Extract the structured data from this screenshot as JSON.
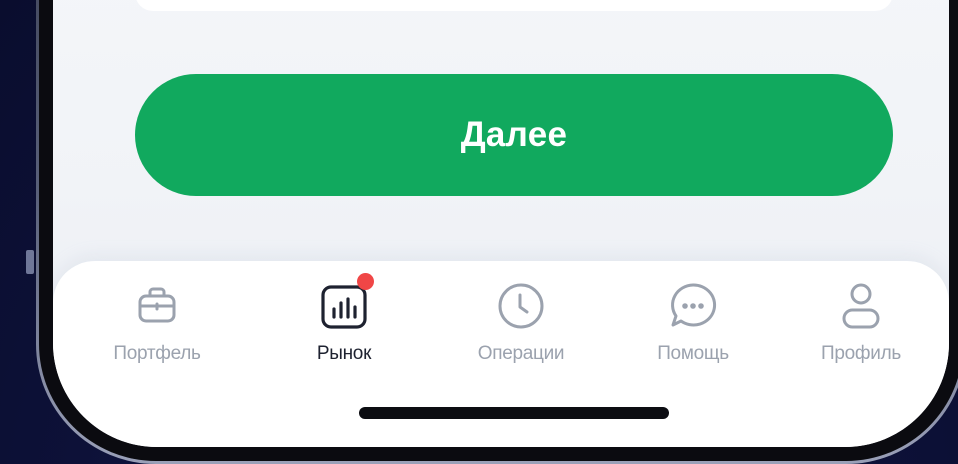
{
  "screen": {
    "primary_button_label": "Далее"
  },
  "tab_bar": {
    "tabs": [
      {
        "id": "portfolio",
        "label": "Портфель",
        "icon": "briefcase-icon",
        "active": false
      },
      {
        "id": "market",
        "label": "Рынок",
        "icon": "bar-chart-icon",
        "active": true,
        "badge": true
      },
      {
        "id": "operations",
        "label": "Операции",
        "icon": "clock-icon",
        "active": false
      },
      {
        "id": "help",
        "label": "Помощь",
        "icon": "chat-bubble-icon",
        "active": false
      },
      {
        "id": "profile",
        "label": "Профиль",
        "icon": "user-icon",
        "active": false
      }
    ]
  },
  "colors": {
    "accent_green": "#11a95e",
    "badge_red": "#f04646",
    "active_tab": "#1e2230",
    "inactive_tab": "#9ba2ae",
    "background": "#0d1138"
  }
}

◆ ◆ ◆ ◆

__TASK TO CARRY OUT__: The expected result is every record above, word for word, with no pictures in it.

__RESPONSE BOX__:
Extract the structured data from this screenshot as JSON.
{
  "screen": {
    "primary_button_label": "Далее"
  },
  "tab_bar": {
    "tabs": [
      {
        "id": "portfolio",
        "label": "Портфель",
        "icon": "briefcase-icon",
        "active": false
      },
      {
        "id": "market",
        "label": "Рынок",
        "icon": "bar-chart-icon",
        "active": true,
        "badge": true
      },
      {
        "id": "operations",
        "label": "Операции",
        "icon": "clock-icon",
        "active": false
      },
      {
        "id": "help",
        "label": "Помощь",
        "icon": "chat-bubble-icon",
        "active": false
      },
      {
        "id": "profile",
        "label": "Профиль",
        "icon": "user-icon",
        "active": false
      }
    ]
  },
  "colors": {
    "accent_green": "#11a95e",
    "badge_red": "#f04646",
    "active_tab": "#1e2230",
    "inactive_tab": "#9ba2ae",
    "background": "#0d1138"
  }
}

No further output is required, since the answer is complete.